|Nutritional Guidelines (per serving)|
|Amount per serving|
|% Daily Value*|
|Total Fat 13g||16%|
|Saturated Fat 4g||18%|
|Total Carbohydrate 29g||11%|
|Dietary Fiber 2g||6%|
|*The % Daily Value (DV) tells you how much a nutrient in a food serving contributes to a daily diet. 2,000 calories a day is used for general nutrition advice.|
Treat yourself to a vegan version of buckeye candy, which is popular in the state of Ohio where buckeye trees flourish and lend themselves to the state's nickname. These vegan buckeye candies taste just as they should: incredibly rich and delicious chocolate-covered peanut butter balls.
Being vegan doesn't mean that you have to miss out on all of your childhood favorites. With great new ingredient substitutions and clever tricks, you can veganize just about anything. So don't toss out all of your family's non-vegan recipes—revamp them.
The substitutions found in this recipe as compared with standard recipes are that you will use nondairy margarine instead of the butter found in many recipes. You will also use nondairy chocolate chips rather than chips that have any milk chocolate or a chocolate coating that includes any dairy ingredients. Peanut butter is usually vegan but be sure to avoid any that contains honey, and look for creamy peanut butter with no added sugar or oil separation.
These buckeye candies are especially delicious when served alongside a cold glass of almond milk. They also make a great addition to a holiday gathering or for use in a cookie exchange. Be sure to label them as vegan for those looking for vegan treats.
- 1 1/2 cups creamy peanut butter
- 1 cup margarine (nondairy, softened to room temperature)
- 2 teaspoons vanilla extract
- 1/4 teaspoon salt (sea salt is best)
- 5 3/4 to 6 cups confectioners' sugar
- 3 cups chocolate chips (nondairy)
Gather the ingredients.
In a large bowl, mix together the peanut butter and softened margarine until the mixture is super smooth.

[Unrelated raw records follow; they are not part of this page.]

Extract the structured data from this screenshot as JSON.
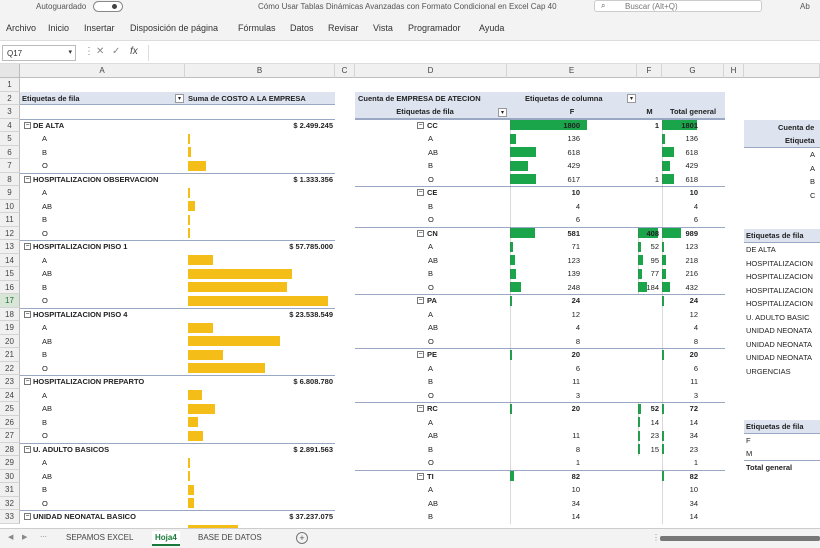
{
  "titlebar": {
    "autosave_label": "Autoguardado",
    "doc_title": "Cómo Usar Tablas Dinámicas Avanzadas con Formato Condicional en Excel Cap 40",
    "search_placeholder": "Buscar (Alt+Q)",
    "user": "Ab"
  },
  "menu": [
    "Archivo",
    "Inicio",
    "Insertar",
    "Disposición de página",
    "Fórmulas",
    "Datos",
    "Revisar",
    "Vista",
    "Programador",
    "Ayuda"
  ],
  "formula": {
    "namebox": "Q17",
    "fx": "fx",
    "content": ""
  },
  "columns": [
    "A",
    "B",
    "C",
    "D",
    "E",
    "F",
    "G",
    "H"
  ],
  "rows": [
    "1",
    "2",
    "3",
    "4",
    "5",
    "6",
    "7",
    "8",
    "9",
    "10",
    "11",
    "12",
    "13",
    "14",
    "15",
    "16",
    "17",
    "18",
    "19",
    "20",
    "21",
    "22",
    "23",
    "24",
    "25",
    "26",
    "27",
    "28",
    "29",
    "30",
    "31",
    "32",
    "33"
  ],
  "pivot1": {
    "header_rows": "Etiquetas de fila",
    "header_sum": "Suma de COSTO A LA EMPRESA",
    "rows": [
      {
        "label": "DE ALTA",
        "value": "$ 2.499.245",
        "group": true,
        "bar": 0
      },
      {
        "label": "A",
        "value": "",
        "group": false,
        "bar": 0.01
      },
      {
        "label": "B",
        "value": "",
        "group": false,
        "bar": 0.02
      },
      {
        "label": "O",
        "value": "",
        "group": false,
        "bar": 0.13
      },
      {
        "label": "HOSPITALIZACION OBSERVACION",
        "value": "$ 1.333.356",
        "group": true,
        "bar": 0
      },
      {
        "label": "A",
        "value": "",
        "group": false,
        "bar": 0.005
      },
      {
        "label": "AB",
        "value": "",
        "group": false,
        "bar": 0.05
      },
      {
        "label": "B",
        "value": "",
        "group": false,
        "bar": 0.005
      },
      {
        "label": "O",
        "value": "",
        "group": false,
        "bar": 0.005
      },
      {
        "label": "HOSPITALIZACION PISO 1",
        "value": "$ 57.785.000",
        "group": true,
        "bar": 0
      },
      {
        "label": "A",
        "value": "",
        "group": false,
        "bar": 0.18
      },
      {
        "label": "AB",
        "value": "",
        "group": false,
        "bar": 0.74
      },
      {
        "label": "B",
        "value": "",
        "group": false,
        "bar": 0.71
      },
      {
        "label": "O",
        "value": "",
        "group": false,
        "bar": 1.0
      },
      {
        "label": "HOSPITALIZACION PISO 4",
        "value": "$ 23.538.549",
        "group": true,
        "bar": 0
      },
      {
        "label": "A",
        "value": "",
        "group": false,
        "bar": 0.18
      },
      {
        "label": "AB",
        "value": "",
        "group": false,
        "bar": 0.66
      },
      {
        "label": "B",
        "value": "",
        "group": false,
        "bar": 0.25
      },
      {
        "label": "O",
        "value": "",
        "group": false,
        "bar": 0.55
      },
      {
        "label": "HOSPITALIZACION PREPARTO",
        "value": "$ 6.808.780",
        "group": true,
        "bar": 0
      },
      {
        "label": "A",
        "value": "",
        "group": false,
        "bar": 0.1
      },
      {
        "label": "AB",
        "value": "",
        "group": false,
        "bar": 0.19
      },
      {
        "label": "B",
        "value": "",
        "group": false,
        "bar": 0.07
      },
      {
        "label": "O",
        "value": "",
        "group": false,
        "bar": 0.11
      },
      {
        "label": "U. ADULTO BASICOS",
        "value": "$ 2.891.563",
        "group": true,
        "bar": 0
      },
      {
        "label": "A",
        "value": "",
        "group": false,
        "bar": 0.005
      },
      {
        "label": "AB",
        "value": "",
        "group": false,
        "bar": 0.005
      },
      {
        "label": "B",
        "value": "",
        "group": false,
        "bar": 0.04
      },
      {
        "label": "O",
        "value": "",
        "group": false,
        "bar": 0.04
      },
      {
        "label": "UNIDAD NEONATAL BASICO",
        "value": "$ 37.237.075",
        "group": true,
        "bar": 0
      },
      {
        "label": "A",
        "value": "",
        "group": false,
        "bar": 0.36
      }
    ]
  },
  "pivot2": {
    "title": "Cuenta de EMPRESA DE ATECION",
    "col_label": "Etiquetas de columna",
    "rows_label": "Etiquetas de fila",
    "col_f": "F",
    "col_m": "M",
    "col_total": "Total general",
    "rows": [
      {
        "label": "CC",
        "f": "1800",
        "m": "1",
        "t": "1801",
        "group": true,
        "fb": 1.0,
        "mb": 0,
        "tb": 1.0
      },
      {
        "label": "A",
        "f": "136",
        "m": "",
        "t": "136",
        "group": false,
        "fb": 0.08,
        "mb": 0,
        "tb": 0.08
      },
      {
        "label": "AB",
        "f": "618",
        "m": "",
        "t": "618",
        "group": false,
        "fb": 0.34,
        "mb": 0,
        "tb": 0.34
      },
      {
        "label": "B",
        "f": "429",
        "m": "",
        "t": "429",
        "group": false,
        "fb": 0.24,
        "mb": 0,
        "tb": 0.24
      },
      {
        "label": "O",
        "f": "617",
        "m": "1",
        "t": "618",
        "group": false,
        "fb": 0.34,
        "mb": 0,
        "tb": 0.34
      },
      {
        "label": "CE",
        "f": "10",
        "m": "",
        "t": "10",
        "group": true,
        "fb": 0,
        "mb": 0,
        "tb": 0
      },
      {
        "label": "B",
        "f": "4",
        "m": "",
        "t": "4",
        "group": false,
        "fb": 0,
        "mb": 0,
        "tb": 0
      },
      {
        "label": "O",
        "f": "6",
        "m": "",
        "t": "6",
        "group": false,
        "fb": 0,
        "mb": 0,
        "tb": 0
      },
      {
        "label": "CN",
        "f": "581",
        "m": "408",
        "t": "989",
        "group": true,
        "fb": 0.32,
        "mb": 1.0,
        "tb": 0.55
      },
      {
        "label": "A",
        "f": "71",
        "m": "52",
        "t": "123",
        "group": false,
        "fb": 0.04,
        "mb": 0.13,
        "tb": 0.07
      },
      {
        "label": "AB",
        "f": "123",
        "m": "95",
        "t": "218",
        "group": false,
        "fb": 0.07,
        "mb": 0.23,
        "tb": 0.12
      },
      {
        "label": "B",
        "f": "139",
        "m": "77",
        "t": "216",
        "group": false,
        "fb": 0.08,
        "mb": 0.19,
        "tb": 0.12
      },
      {
        "label": "O",
        "f": "248",
        "m": "184",
        "t": "432",
        "group": false,
        "fb": 0.14,
        "mb": 0.45,
        "tb": 0.24
      },
      {
        "label": "PA",
        "f": "24",
        "m": "",
        "t": "24",
        "group": true,
        "fb": 0.013,
        "mb": 0,
        "tb": 0.013
      },
      {
        "label": "A",
        "f": "12",
        "m": "",
        "t": "12",
        "group": false,
        "fb": 0,
        "mb": 0,
        "tb": 0
      },
      {
        "label": "AB",
        "f": "4",
        "m": "",
        "t": "4",
        "group": false,
        "fb": 0,
        "mb": 0,
        "tb": 0
      },
      {
        "label": "O",
        "f": "8",
        "m": "",
        "t": "8",
        "group": false,
        "fb": 0,
        "mb": 0,
        "tb": 0
      },
      {
        "label": "PE",
        "f": "20",
        "m": "",
        "t": "20",
        "group": true,
        "fb": 0.011,
        "mb": 0,
        "tb": 0.011
      },
      {
        "label": "A",
        "f": "6",
        "m": "",
        "t": "6",
        "group": false,
        "fb": 0,
        "mb": 0,
        "tb": 0
      },
      {
        "label": "B",
        "f": "11",
        "m": "",
        "t": "11",
        "group": false,
        "fb": 0,
        "mb": 0,
        "tb": 0
      },
      {
        "label": "O",
        "f": "3",
        "m": "",
        "t": "3",
        "group": false,
        "fb": 0,
        "mb": 0,
        "tb": 0
      },
      {
        "label": "RC",
        "f": "20",
        "m": "52",
        "t": "72",
        "group": true,
        "fb": 0.011,
        "mb": 0.13,
        "tb": 0.04
      },
      {
        "label": "A",
        "f": "",
        "m": "14",
        "t": "14",
        "group": false,
        "fb": 0,
        "mb": 0.03,
        "tb": 0
      },
      {
        "label": "AB",
        "f": "11",
        "m": "23",
        "t": "34",
        "group": false,
        "fb": 0,
        "mb": 0.05,
        "tb": 0.02
      },
      {
        "label": "B",
        "f": "8",
        "m": "15",
        "t": "23",
        "group": false,
        "fb": 0,
        "mb": 0.03,
        "tb": 0.01
      },
      {
        "label": "O",
        "f": "1",
        "m": "",
        "t": "1",
        "group": false,
        "fb": 0,
        "mb": 0,
        "tb": 0
      },
      {
        "label": "TI",
        "f": "82",
        "m": "",
        "t": "82",
        "group": true,
        "fb": 0.046,
        "mb": 0,
        "tb": 0.046
      },
      {
        "label": "A",
        "f": "10",
        "m": "",
        "t": "10",
        "group": false,
        "fb": 0,
        "mb": 0,
        "tb": 0
      },
      {
        "label": "AB",
        "f": "34",
        "m": "",
        "t": "34",
        "group": false,
        "fb": 0,
        "mb": 0,
        "tb": 0
      },
      {
        "label": "B",
        "f": "14",
        "m": "",
        "t": "14",
        "group": false,
        "fb": 0,
        "mb": 0,
        "tb": 0
      }
    ]
  },
  "pivot3": {
    "cuenta": "Cuenta de",
    "etiq": "Etiqueta",
    "letters": [
      "A",
      "A",
      "B",
      "C"
    ]
  },
  "pivot4": {
    "header": "Etiquetas de fila",
    "items": [
      "DE ALTA",
      "HOSPITALIZACION",
      "HOSPITALIZACION",
      "HOSPITALIZACION",
      "HOSPITALIZACION",
      "U. ADULTO BASIC",
      "UNIDAD NEONATA",
      "UNIDAD NEONATA",
      "UNIDAD NEONATA",
      "URGENCIAS"
    ]
  },
  "pivot5": {
    "header": "Etiquetas de fila",
    "items": [
      "F",
      "M"
    ],
    "total": "Total general"
  },
  "sheets": [
    {
      "label": "SEPAMOS EXCEL",
      "active": false
    },
    {
      "label": "Hoja4",
      "active": true
    },
    {
      "label": "BASE DE DATOS",
      "active": false
    }
  ],
  "colors": {
    "yellow_bar": "#f4bd18",
    "green_bar": "#1aa54a",
    "pivot_header": "#dde4f0"
  }
}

If your margarine isn’t soft, feel free to whip these two ingredients together using a mixer until no margarine lumps remain.
Stir in vanilla extract and sea salt.
Using an electric mixer, slowly incorporate the confectioners' sugar until little crumbles form. The mixture should go from very creamy to looking like pulverized, dry cookie dough—very, very crumbly.
Take a pinch or two of the dough, and, using your hands, work to form it into 1-inch balls. If they appear uneven, keep working them in your hands until smooth and spherical.
Place each ball onto a cookie sheet and insert a toothpick into the center. Gently pat around the toothpick to seal it into the peanut butter ball.
Chill in the freezer for about 40 minutes, or until very firm. This prevents the toothpicks from sliding out while dipping.
Using a double boiler or microwave, melt your chocolate until super smooth.
Remove peanut butter balls from the freezer and carefully swirl each ball into the chocolate, taking care not to let the toothpick slide out.
Place onto wax paper and repeat until all are covered.
Let the buckeye candies stand at room temperature until the chocolate has firmed up.
Remove the toothpicks and seal over the tiny hole in the middle.
Serve and enjoy.